In less than five years, AI will create more than 2.7 Trillion images on the Internet (4x what is there today). Most of what we create and share online doesn’t need to last or even be that original. In fact, the algorithms prefer that we just recreate what’s trending.
There’s no reason we shouldn’t automate all of the ephemeral, one-time-use content that we Tweet, post, and share.
Extending Creative Work
For those creative professionals who learn to harness AI, their output will be untold. Not necessarily in the sense of outsourcing their drawing, editing, or writing entirely. But rather build a collaborative relationship with the AI to extend their abilities.
I think of the community of people creating AI-generated music videos, using lyrics as Generative AI prompts. Musicians no longer have to depend on expensive budgets for shooting music videos.
I think of the guy who used Midjourney to illustrate the graphic novel he wrote. For those who don’t have the access to artistic collaborators, this is what it looks like to get help from AI in a creative discipline you haven’t mastered.
And having used Text-to-Text AI plenty of times myself, I can tell you that it is an incredible tool for overcoming writer’s block. When I’m stuck, I ask it to generate what’s next in my sentence to get my wheels turning again.
As a techie, it’s hard to sit idly on the sidelines with this AI revolution. Watching the AI-Generated art space explode over the last year and seeing the amazing things people are doing with these tools has only created a burning desire in me to participate.
Generative AI has wide-reaching implications to the future of everything.
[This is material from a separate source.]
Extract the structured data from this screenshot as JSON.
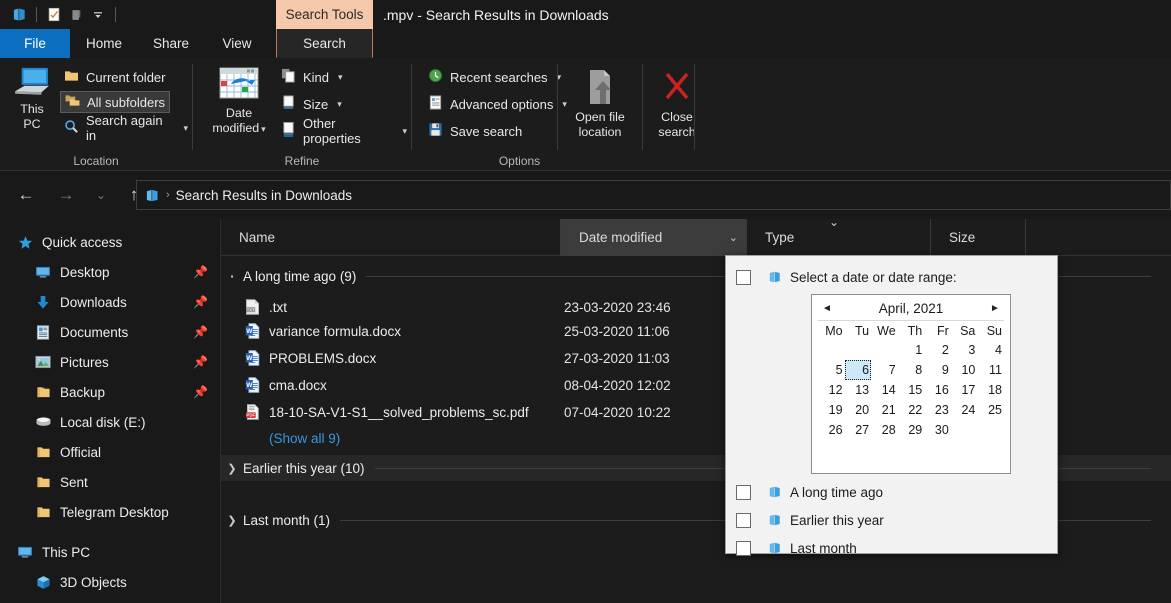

And that’s not just a lame blanket statement. Literally, Generative AI is entering all types of digital work. It’s a creative wave that I don’t want to miss out on. That’s why I’ve been creating so much content on the topic: